Above: Cygnus—the celestial bird, as it rose at Giza in 2600 BC.
Above— In 2600 BC at Giza Cygnus rose to the NE and set in the NW.
Has Andrew Collins Found the Entrance to the Hall of Records at Giza?
Was Giza Constructed to Depict the Constellation of Cygnus?
by Dr. Greg Little
Above—the right side of the Sphinx with the Great Pyramid in the background.
British science writer Andrew Collins has authored several of the most intriguing books ever published on ancient mysteries. His best-selling 1997 book, From the Ashes of Angels, traced the beginning of civilization to an area near Lake Van in Turkey where a mysterious group of people called the Nephilim appear to have lived around the end of the last Ice Age. Collins latest book published in November 2006 in the UK, The Cygnus Mystery, is in many ways a follow-up to all of his prior books and begins at Gobekli Tepe in Turkey. There, Collins was faced with the oldest temple structures known to exist anywhere in the world. The enigmatic underground temples at Gobekli Tepe are dated to 11,500-years ago.

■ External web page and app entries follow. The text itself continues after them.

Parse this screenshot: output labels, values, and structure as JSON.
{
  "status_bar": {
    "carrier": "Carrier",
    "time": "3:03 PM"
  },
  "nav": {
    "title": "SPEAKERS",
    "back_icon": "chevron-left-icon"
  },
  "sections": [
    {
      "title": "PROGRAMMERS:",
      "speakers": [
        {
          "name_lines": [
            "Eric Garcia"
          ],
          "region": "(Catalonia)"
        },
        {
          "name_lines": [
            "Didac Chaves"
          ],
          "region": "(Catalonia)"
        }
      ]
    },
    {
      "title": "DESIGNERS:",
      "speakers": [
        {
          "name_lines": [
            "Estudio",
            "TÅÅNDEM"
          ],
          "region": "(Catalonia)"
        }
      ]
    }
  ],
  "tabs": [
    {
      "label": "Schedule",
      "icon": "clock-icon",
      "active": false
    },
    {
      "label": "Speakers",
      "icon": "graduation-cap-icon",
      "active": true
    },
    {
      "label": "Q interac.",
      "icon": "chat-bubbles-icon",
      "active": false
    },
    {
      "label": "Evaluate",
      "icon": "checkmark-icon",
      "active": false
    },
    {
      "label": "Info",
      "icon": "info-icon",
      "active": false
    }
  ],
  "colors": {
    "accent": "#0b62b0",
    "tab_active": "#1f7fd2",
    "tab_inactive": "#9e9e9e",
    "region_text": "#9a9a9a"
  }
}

Collins came to understand that all of the temples at Gobekli Tepe were oriented to the North. This finding led him to evaluate important archaeological sites in the Americas, India, China, Europe, and Egypt. He concluded that the earliest religions of the world venerated the constellation of Cygnus, which is located at the Great Rift in the Milky Way. Cygnus is typically depicted as a swan or other bird and is shown in the oldest cave art in the world. Rituals performed at various American mounds, at Maya and Inca sites, at stone circles in Europe, and in Egypt appear to have been done with the idea that Cygnus was seen as the portal of souls to and from the sky world.
Orion or Cygnus? Some years ago it was suggested that the three large pyramids at Giza were built to represent the stars of Orion's belt. This idea was exciting and new at the time, but as many have shown, the three stars of Orion's belt don't precisely fit over the three pyramids nor are the pyramids aligned in the same way as the constellation of Orion is seen in the sky.
As Collins came to see that Egyptian religious beliefs incorporated Cygnus into their system, he was surprised to find that the three center stars of Cygnus actually fit precisely over the three pyramids of Giza. He also discovered that in 2600 BC the main star of Cygnus, called Deneb, rose on the NE horizon in perfect alignment with the three pyramids and the ancient site of Heliopolis. Then he found that Deneb set on the NW horizon in 2600 BC. It was clear that Giza was erected to somehow venerate Cygnus.
The Hall of Records Entrance. Visiting Egypt to carefully examine the relationship between Cygnus and the Giza monuments, Collins was eventually led to a sacred well in a limited-access Muslim cemetery at Giza. The well, called Beer el-Samman, is located about 300 yards south of the right front paw of the Sphinx. A village elder told Collins that the well was "the entrance to Giza's Duat-underworld." The well is a carefully-formed, brick-lined, deep artisan well still used today and there is evidence that blocked passages lie at its base. Interestingly, if the remaining stars of Cygnus are placed over Giza, all of them fall on sacred sites at Giza. The star forming the mouth of the celestial bird Cygnus, Albiero, lies at Gebel Ghibli, the sacred knoll south of the Sphinx, quite close to the well of Beer el-Samman. The correspondence between the idea that the well is the entrance to the underworld and its location at the mouth of the celestial bird Cygnus is intriguing.
The famed American psychic, Edgar Cayce, told of a Hall of Records at Giza, which was located somewhere underground between the Sphinx and the Great Pyramid. However, Cayce's description of the entrance to the Record Hall was that it was between the right paw of the Sphinx and the Nile, on a line from the Great Pyramid. Curiously, Collins' discovery of the well at Gebel Ghibli closely fits Cayce's description.
Above—the stars of Cygnus as they fall on Giza. The three main central stars fit on the three pyramids precisely while the Orion alignment that has been previously suggested doesn't. Note the location of the well is to the south, off the right paw of the Sphinx.
The Illustrated Encyclopedia of Native American Mounds & Earthworks — by Dr. Greg Little